Why is there the (-1) I don’t think it should be there. Or I am just tired and it still counts it from 0… like. Range(2)… 0, 1 and then stop at x-1 for instance 10 which would mean 9, numbers 2 to 9 that is… 1, 2, 3, 4, 5, 6, 7, 8, 9… oh god damnit I see now, somebody please confirm I understand. Wait no need to I get it.

#7

why does is_prime(3) equal none?

#8

and actually why it isnt working right?

#9

None means no value is returned. If x is greater then 2, the only possible return value is True. How should false be returned for values like 9 and 10 for example?

#10

I don’t understand the solution they have given:

def is_prime(x):
##if x < 2:
####return False
##else:
####for n in range(2, x-1):
######if x % n == 0:
########return False
####return True

For is_prime(2) it somehow gives True, yet 2 /2 =1, so 2 % 2 == 0, which should return False. What am I missing?
Also, in the range function why is it not range(2, x) as range functions don’t include the number after the comma? I assume no number divided by the previous number gives % == 0 (except possibly 2), but still it seems more certain to use x.

#11

i assume by so 2 % 2 == 0 you mean the if condition? Excepts the code never gets there, the for loop never makes any iteration, given the loop condition is false from the start

never understood that, range(2, x) works just as well.

#12

Great thanks, of course there is no n in range(2,1) or range(2,2), so it ignores the iteration. Thanks for your help.

#13

Why does the following code fail at -10?

def is_prime(x):
if x == 0 or x == 1:
return False
elif x == 2:
return True
else:
for number in range(2, x):
if x % number == 0:
return False
return True

#14

negative numbers can’t be prime numbers, so for negative numbers false must be returned

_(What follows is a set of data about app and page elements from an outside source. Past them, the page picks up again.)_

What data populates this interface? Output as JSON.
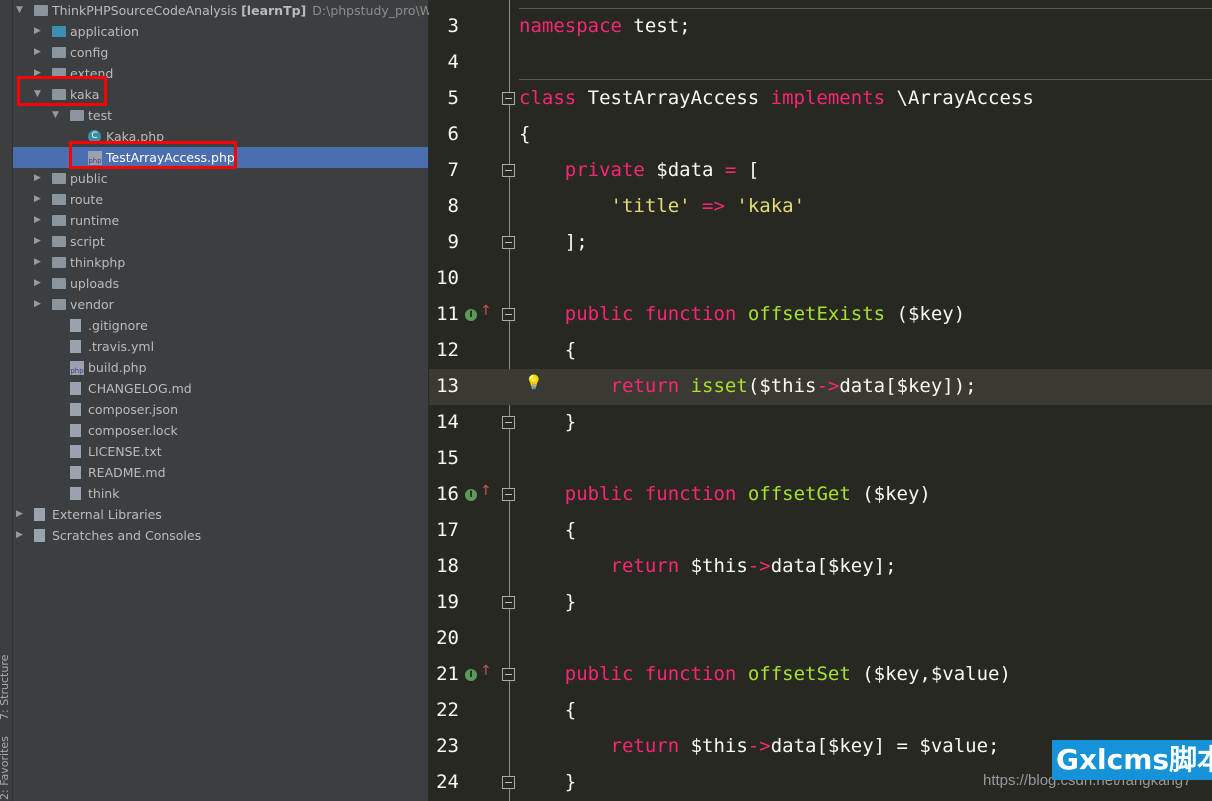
{
  "side_tabs": {
    "structure": "7: Structure",
    "favorites": "2: Favorites"
  },
  "project": {
    "name": "ThinkPHPSourceCodeAnalysis",
    "module": "[learnTp]",
    "path": "D:\\phpstudy_pro\\WWW"
  },
  "tree": [
    {
      "label": "application",
      "type": "folder-blue",
      "depth": 1,
      "expanded": false
    },
    {
      "label": "config",
      "type": "folder",
      "depth": 1,
      "expanded": false
    },
    {
      "label": "extend",
      "type": "folder",
      "depth": 1,
      "expanded": false
    },
    {
      "label": "kaka",
      "type": "folder",
      "depth": 1,
      "expanded": true,
      "highlight": true
    },
    {
      "label": "test",
      "type": "folder",
      "depth": 2,
      "expanded": true
    },
    {
      "label": "Kaka.php",
      "type": "class",
      "depth": 3
    },
    {
      "label": "TestArrayAccess.php",
      "type": "php",
      "depth": 3,
      "selected": true,
      "highlight": true
    },
    {
      "label": "public",
      "type": "folder",
      "depth": 1,
      "expanded": false
    },
    {
      "label": "route",
      "type": "folder",
      "depth": 1,
      "expanded": false
    },
    {
      "label": "runtime",
      "type": "folder",
      "depth": 1,
      "expanded": false
    },
    {
      "label": "script",
      "type": "folder",
      "depth": 1,
      "expanded": false
    },
    {
      "label": "thinkphp",
      "type": "folder",
      "depth": 1,
      "expanded": false
    },
    {
      "label": "uploads",
      "type": "folder",
      "depth": 1,
      "expanded": false
    },
    {
      "label": "vendor",
      "type": "folder",
      "depth": 1,
      "expanded": false
    },
    {
      "label": ".gitignore",
      "type": "file",
      "depth": 2
    },
    {
      "label": ".travis.yml",
      "type": "file",
      "depth": 2
    },
    {
      "label": "build.php",
      "type": "php",
      "depth": 2
    },
    {
      "label": "CHANGELOG.md",
      "type": "file",
      "depth": 2
    },
    {
      "label": "composer.json",
      "type": "file",
      "depth": 2
    },
    {
      "label": "composer.lock",
      "type": "file",
      "depth": 2
    },
    {
      "label": "LICENSE.txt",
      "type": "file",
      "depth": 2
    },
    {
      "label": "README.md",
      "type": "file",
      "depth": 2
    },
    {
      "label": "think",
      "type": "file",
      "depth": 2
    },
    {
      "label": "External Libraries",
      "type": "lib",
      "depth": 0,
      "expanded": false
    },
    {
      "label": "Scratches and Consoles",
      "type": "scratch",
      "depth": 0,
      "expanded": false
    }
  ],
  "code": [
    {
      "n": "3",
      "t": [
        [
          "kw",
          "namespace"
        ],
        [
          "tx",
          " test;"
        ]
      ]
    },
    {
      "n": "4",
      "t": []
    },
    {
      "n": "5",
      "fold": "open",
      "t": [
        [
          "kw",
          "class"
        ],
        [
          "tx",
          " TestArrayAccess "
        ],
        [
          "kw",
          "implements"
        ],
        [
          "tx",
          " \\ArrayAccess"
        ]
      ]
    },
    {
      "n": "6",
      "t": [
        [
          "tx",
          "{"
        ]
      ]
    },
    {
      "n": "7",
      "fold": "open",
      "t": [
        [
          "tx",
          "    "
        ],
        [
          "kw",
          "private"
        ],
        [
          "tx",
          " $data "
        ],
        [
          "kw",
          "="
        ],
        [
          "tx",
          " ["
        ]
      ]
    },
    {
      "n": "8",
      "t": [
        [
          "tx",
          "        "
        ],
        [
          "st",
          "'title'"
        ],
        [
          "tx",
          " "
        ],
        [
          "kw",
          "=>"
        ],
        [
          "tx",
          " "
        ],
        [
          "st",
          "'kaka'"
        ]
      ]
    },
    {
      "n": "9",
      "fold": "close",
      "t": [
        [
          "tx",
          "    ];"
        ]
      ]
    },
    {
      "n": "10",
      "t": []
    },
    {
      "n": "11",
      "fold": "open",
      "impl": true,
      "t": [
        [
          "tx",
          "    "
        ],
        [
          "kw",
          "public"
        ],
        [
          "tx",
          " "
        ],
        [
          "kw",
          "function"
        ],
        [
          "tx",
          " "
        ],
        [
          "fn",
          "offsetExists"
        ],
        [
          "tx",
          " ($key)"
        ]
      ]
    },
    {
      "n": "12",
      "t": [
        [
          "tx",
          "    {"
        ]
      ]
    },
    {
      "n": "13",
      "current": true,
      "bulb": true,
      "t": [
        [
          "tx",
          "        "
        ],
        [
          "kw",
          "return"
        ],
        [
          "tx",
          " "
        ],
        [
          "fn",
          "isset"
        ],
        [
          "tx",
          "($this"
        ],
        [
          "kw",
          "->"
        ],
        [
          "tx",
          "data[$key]);"
        ]
      ]
    },
    {
      "n": "14",
      "fold": "close",
      "t": [
        [
          "tx",
          "    }"
        ]
      ]
    },
    {
      "n": "15",
      "t": []
    },
    {
      "n": "16",
      "fold": "open",
      "impl": true,
      "t": [
        [
          "tx",
          "    "
        ],
        [
          "kw",
          "public"
        ],
        [
          "tx",
          " "
        ],
        [
          "kw",
          "function"
        ],
        [
          "tx",
          " "
        ],
        [
          "fn",
          "offsetGet"
        ],
        [
          "tx",
          " ($key)"
        ]
      ]
    },
    {
      "n": "17",
      "t": [
        [
          "tx",
          "    {"
        ]
      ]
    },
    {
      "n": "18",
      "t": [
        [
          "tx",
          "        "
        ],
        [
          "kw",
          "return"
        ],
        [
          "tx",
          " $this"
        ],
        [
          "kw",
          "->"
        ],
        [
          "tx",
          "data[$key];"
        ]
      ]
    },
    {
      "n": "19",
      "fold": "close",
      "t": [
        [
          "tx",
          "    }"
        ]
      ]
    },
    {
      "n": "20",
      "t": []
    },
    {
      "n": "21",
      "fold": "open",
      "impl": true,
      "t": [
        [
          "tx",
          "    "
        ],
        [
          "kw",
          "public"
        ],
        [
          "tx",
          " "
        ],
        [
          "kw",
          "function"
        ],
        [
          "tx",
          " "
        ],
        [
          "fn",
          "offsetSet"
        ],
        [
          "tx",
          " ($key,$value)"
        ]
      ]
    },
    {
      "n": "22",
      "t": [
        [
          "tx",
          "    {"
        ]
      ]
    },
    {
      "n": "23",
      "t": [
        [
          "tx",
          "        "
        ],
        [
          "kw",
          "return"
        ],
        [
          "tx",
          " $this"
        ],
        [
          "kw",
          "->"
        ],
        [
          "tx",
          "data[$key] = $value;"
        ]
      ]
    },
    {
      "n": "24",
      "fold": "close",
      "t": [
        [
          "tx",
          "    }"
        ]
      ]
    }
  ],
  "watermark": {
    "text": "Gxlcms脚本",
    "url": "https://blog.csdn.net/fangkang7"
  },
  "colors": {
    "keyword": "#f92672",
    "function": "#a6e22e",
    "string": "#e6db74",
    "selection": "#4b6eaf",
    "highlight_box": "#ff0000"
  }
}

How do you think your code is currently handling that?

1 Like
#16

None indicate the absence of a return value, thus no return keyword in your function is reached. Why do you expect False?

1 Like
#18

I’m stuck. This is what I have:

def is_prime(x):
if x < 2:
return False
for n in range(2, x - 1):
if x % n == 0:
return False
return True
#19

Your function fails on is_prime(2). It returns None when it should return True.

None indicates the absence of a return value, so for x=2, we don’t get a return value. Which return value did you expect? And why doesn’t your code get there?

#20

Hi, why does is_prime(15) return True in the solution code, while 15 is not a prime number?

#21

Can’t replicate issue, using the solution code:

def is_prime(x):
if x < 2:
return False
else:
for n in range(2, x-1):
if x % n == 0:
return False
return True

print is_prime(13)
print is_prime(10)
print is_prime(15)

i get false for 15, as expected

#22

what is false about my code:

def is_prime(x):
for e in x:
while e==range(2,x-1):
if e % n==0:
return False
else:
return True
print is_prime(17)
print is_prime(4)
print is_prime(1)